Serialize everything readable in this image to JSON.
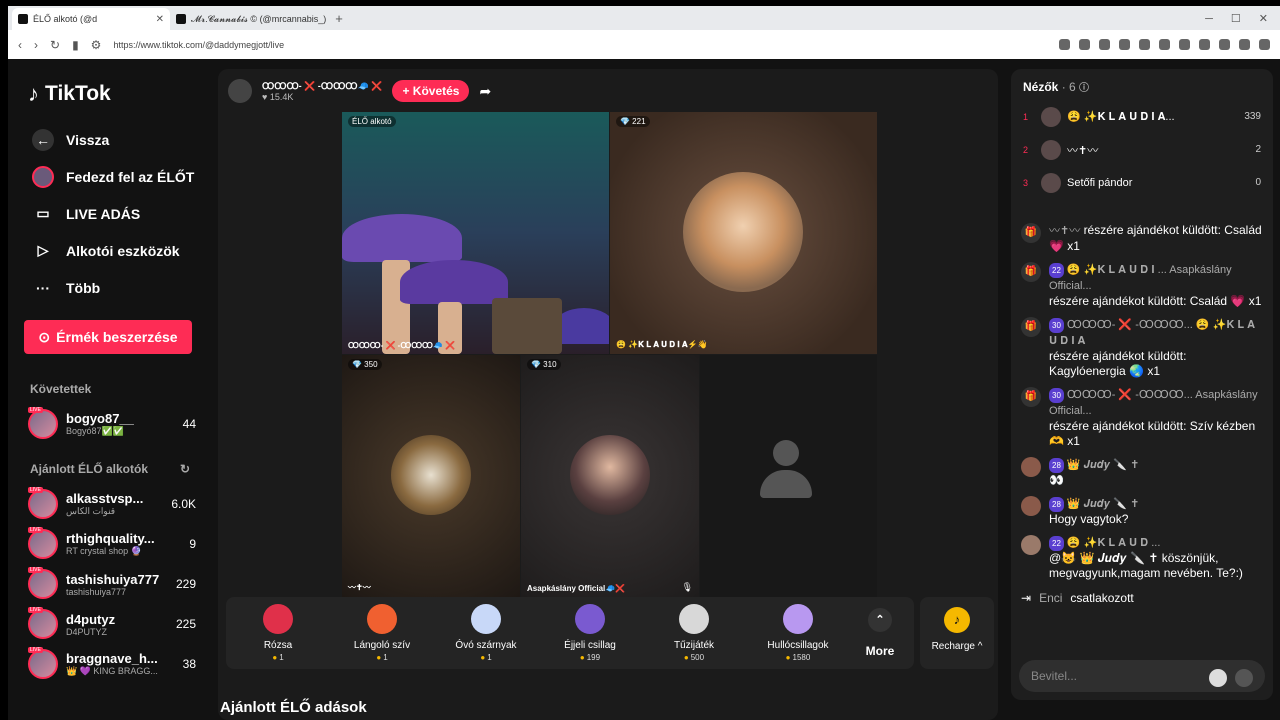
{
  "browser": {
    "tabs": [
      {
        "title": "ÉLŐ alkotó (@d",
        "active": true
      },
      {
        "title": "𝓜𝓻.𝓒𝓪𝓷𝓷𝓪𝓫𝓲𝓼 © (@mrcannabis_)",
        "active": false
      }
    ],
    "url": "https://www.tiktok.com/@daddymegjott/live"
  },
  "sidebar": {
    "logo": "TikTok",
    "nav": [
      {
        "label": "Vissza",
        "icon": "back-arrow-icon"
      },
      {
        "label": "Fedezd fel az ÉLŐT",
        "icon": "avatar-icon"
      },
      {
        "label": "LIVE ADÁS",
        "icon": "camera-icon"
      },
      {
        "label": "Alkotói eszközök",
        "icon": "play-icon"
      },
      {
        "label": "Több",
        "icon": "more-icon"
      }
    ],
    "coins_button": "Érmék beszerzése",
    "followed_label": "Követettek",
    "followed": [
      {
        "name": "bogyo87__",
        "sub": "Bogyó87✅✅",
        "count": "44"
      }
    ],
    "recommended_label": "Ajánlott ÉLŐ alkotók",
    "recommended": [
      {
        "name": "alkasstvsp...",
        "sub": "قنوات الكاس",
        "count": "6.0K"
      },
      {
        "name": "rthighquality...",
        "sub": "RT crystal shop 🔮",
        "count": "9"
      },
      {
        "name": "tashishuiya777",
        "sub": "tashishuiya777",
        "count": "229"
      },
      {
        "name": "d4putyz",
        "sub": "D4PUTYZ",
        "count": "225"
      },
      {
        "name": "braggnave_h...",
        "sub": "👑 💜 KING BRAGG...",
        "count": "38"
      }
    ]
  },
  "stream": {
    "host_name": "ꝎꝎꝎ- ❌ -ꝎꝎꝎ🧢 ❌",
    "host_likes": "♥ 15.4K",
    "follow_button": "+ Követés",
    "cells": [
      {
        "tag": "ÉLŐ alkotó",
        "name": "ꝎꝎꝎ- ❌ -ꝎꝎꝎ🧢 ❌"
      },
      {
        "tag": "💎 221",
        "name": "😩 ✨𝐊 𝐋 𝐀 𝐔 𝐃 𝐈 𝐀⚡👋"
      },
      {
        "tag": "💎 350",
        "name": "〰✝〰"
      },
      {
        "tag": "💎 310",
        "name": "Asapkáslány Official🧢❌"
      },
      {
        "tag": "",
        "name": ""
      }
    ],
    "gifts": [
      {
        "name": "Rózsa",
        "price": "1",
        "color": "#e0304a"
      },
      {
        "name": "Lángoló szív",
        "price": "1",
        "color": "#f06030"
      },
      {
        "name": "Óvó szárnyak",
        "price": "1",
        "color": "#c8d8f8"
      },
      {
        "name": "Éjjeli csillag",
        "price": "199",
        "color": "#7a5ad0"
      },
      {
        "name": "Tűzijáték",
        "price": "500",
        "color": "#d8d8d8"
      },
      {
        "name": "Hullócsillagok",
        "price": "1580",
        "color": "#b898f0"
      }
    ],
    "more_label": "More",
    "recharge_label": "Recharge ^",
    "below_heading": "Ajánlott ÉLŐ adások"
  },
  "chat": {
    "viewers_title": "Nézők",
    "viewers_count": "· 6",
    "viewers": [
      {
        "rank": "1",
        "name": "😩 ✨𝐊 𝐋 𝐀 𝐔 𝐃 𝐈 𝐀...",
        "count": "339"
      },
      {
        "rank": "2",
        "name": "〰✝〰",
        "count": "2"
      },
      {
        "rank": "3",
        "name": "Setőfi pándor",
        "count": "0"
      }
    ],
    "messages": [
      {
        "badge": "",
        "who": "〰✝〰",
        "text": "részére ajándékot küldött: Család 💗 x1"
      },
      {
        "badge": "22",
        "who": "😩 ✨𝐊 𝐋 𝐀 𝐔 𝐃 𝐈 ... Asapkáslány Official...",
        "text": "részére ajándékot küldött: Család 💗 x1"
      },
      {
        "badge": "30",
        "who": "ꝎꝎꝎ- ❌ -ꝎꝎꝎ... 😩 ✨𝐊 𝐋 𝐀 𝐔 𝐃 𝐈 𝐀",
        "text": "részére ajándékot küldött: Kagylóenergia 🌏 x1"
      },
      {
        "badge": "30",
        "who": "ꝎꝎꝎ- ❌ -ꝎꝎꝎ... Asapkáslány Official...",
        "text": "részére ajándékot küldött: Szív kézben 🫶 x1"
      },
      {
        "badge": "28",
        "who": "👑 𝑱𝒖𝒅𝒚 🔪 ✝",
        "text": "👀"
      },
      {
        "badge": "28",
        "who": "👑 𝑱𝒖𝒅𝒚 🔪 ✝",
        "text": "Hogy vagytok?"
      },
      {
        "badge": "22",
        "who": "😩 ✨𝐊 𝐋 𝐀 𝐔 𝐃 ...",
        "text": "@😺 👑 𝑱𝒖𝒅𝒚 🔪 ✝ köszönjük, megvagyunk,magam nevében. Te?:)"
      }
    ],
    "joined_name": "Enci",
    "joined_text": "csatlakozott",
    "input_placeholder": "Bevitel..."
  }
}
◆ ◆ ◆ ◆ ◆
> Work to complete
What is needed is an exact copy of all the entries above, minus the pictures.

> The completed task
Serialize everything readable in this image to JSON.
{
  "browser": {
    "tabs": [
      {
        "title": "ÉLŐ alkotó (@d",
        "active": true
      },
      {
        "title": "𝓜𝓻.𝓒𝓪𝓷𝓷𝓪𝓫𝓲𝓼 © (@mrcannabis_)",
        "active": false
      }
    ],
    "url": "https://www.tiktok.com/@daddymegjott/live"
  },
  "sidebar": {
    "logo": "TikTok",
    "nav": [
      {
        "label": "Vissza",
        "icon": "back-arrow-icon"
      },
      {
        "label": "Fedezd fel az ÉLŐT",
        "icon": "avatar-icon"
      },
      {
        "label": "LIVE ADÁS",
        "icon": "camera-icon"
      },
      {
        "label": "Alkotói eszközök",
        "icon": "play-icon"
      },
      {
        "label": "Több",
        "icon": "more-icon"
      }
    ],
    "coins_button": "Érmék beszerzése",
    "followed_label": "Követettek",
    "followed": [
      {
        "name": "bogyo87__",
        "sub": "Bogyó87✅✅",
        "count": "44"
      }
    ],
    "recommended_label": "Ajánlott ÉLŐ alkotók",
    "recommended": [
      {
        "name": "alkasstvsp...",
        "sub": "قنوات الكاس",
        "count": "6.0K"
      },
      {
        "name": "rthighquality...",
        "sub": "RT crystal shop 🔮",
        "count": "9"
      },
      {
        "name": "tashishuiya777",
        "sub": "tashishuiya777",
        "count": "229"
      },
      {
        "name": "d4putyz",
        "sub": "D4PUTYZ",
        "count": "225"
      },
      {
        "name": "braggnave_h...",
        "sub": "👑 💜 KING BRAGG...",
        "count": "38"
      }
    ]
  },
  "stream": {
    "host_name": "ꝎꝎꝎ- ❌ -ꝎꝎꝎ🧢 ❌",
    "host_likes": "♥ 15.4K",
    "follow_button": "+ Követés",
    "cells": [
      {
        "tag": "ÉLŐ alkotó",
        "name": "ꝎꝎꝎ- ❌ -ꝎꝎꝎ🧢 ❌"
      },
      {
        "tag": "💎 221",
        "name": "😩 ✨𝐊 𝐋 𝐀 𝐔 𝐃 𝐈 𝐀⚡👋"
      },
      {
        "tag": "💎 350",
        "name": "〰✝〰"
      },
      {
        "tag": "💎 310",
        "name": "Asapkáslány Official🧢❌"
      },
      {
        "tag": "",
        "name": ""
      }
    ],
    "gifts": [
      {
        "name": "Rózsa",
        "price": "1",
        "color": "#e0304a"
      },
      {
        "name": "Lángoló szív",
        "price": "1",
        "color": "#f06030"
      },
      {
        "name": "Óvó szárnyak",
        "price": "1",
        "color": "#c8d8f8"
      },
      {
        "name": "Éjjeli csillag",
        "price": "199",
        "color": "#7a5ad0"
      },
      {
        "name": "Tűzijáték",
        "price": "500",
        "color": "#d8d8d8"
      },
      {
        "name": "Hullócsillagok",
        "price": "1580",
        "color": "#b898f0"
      }
    ],
    "more_label": "More",
    "recharge_label": "Recharge ^",
    "below_heading": "Ajánlott ÉLŐ adások"
  },
  "chat": {
    "viewers_title": "Nézők",
    "viewers_count": "· 6",
    "viewers": [
      {
        "rank": "1",
        "name": "😩 ✨𝐊 𝐋 𝐀 𝐔 𝐃 𝐈 𝐀...",
        "count": "339"
      },
      {
        "rank": "2",
        "name": "〰✝〰",
        "count": "2"
      },
      {
        "rank": "3",
        "name": "Setőfi pándor",
        "count": "0"
      }
    ],
    "messages": [
      {
        "badge": "",
        "who": "〰✝〰",
        "text": "részére ajándékot küldött: Család 💗 x1"
      },
      {
        "badge": "22",
        "who": "😩 ✨𝐊 𝐋 𝐀 𝐔 𝐃 𝐈 ... Asapkáslány Official...",
        "text": "részére ajándékot küldött: Család 💗 x1"
      },
      {
        "badge": "30",
        "who": "ꝎꝎꝎ- ❌ -ꝎꝎꝎ... 😩 ✨𝐊 𝐋 𝐀 𝐔 𝐃 𝐈 𝐀",
        "text": "részére ajándékot küldött: Kagylóenergia 🌏 x1"
      },
      {
        "badge": "30",
        "who": "ꝎꝎꝎ- ❌ -ꝎꝎꝎ... Asapkáslány Official...",
        "text": "részére ajándékot küldött: Szív kézben 🫶 x1"
      },
      {
        "badge": "28",
        "who": "👑 𝑱𝒖𝒅𝒚 🔪 ✝",
        "text": "👀"
      },
      {
        "badge": "28",
        "who": "👑 𝑱𝒖𝒅𝒚 🔪 ✝",
        "text": "Hogy vagytok?"
      },
      {
        "badge": "22",
        "who": "😩 ✨𝐊 𝐋 𝐀 𝐔 𝐃 ...",
        "text": "@😺 👑 𝑱𝒖𝒅𝒚 🔪 ✝ köszönjük, megvagyunk,magam nevében. Te?:)"
      }
    ],
    "joined_name": "Enci",
    "joined_text": "csatlakozott",
    "input_placeholder": "Bevitel..."
  }
}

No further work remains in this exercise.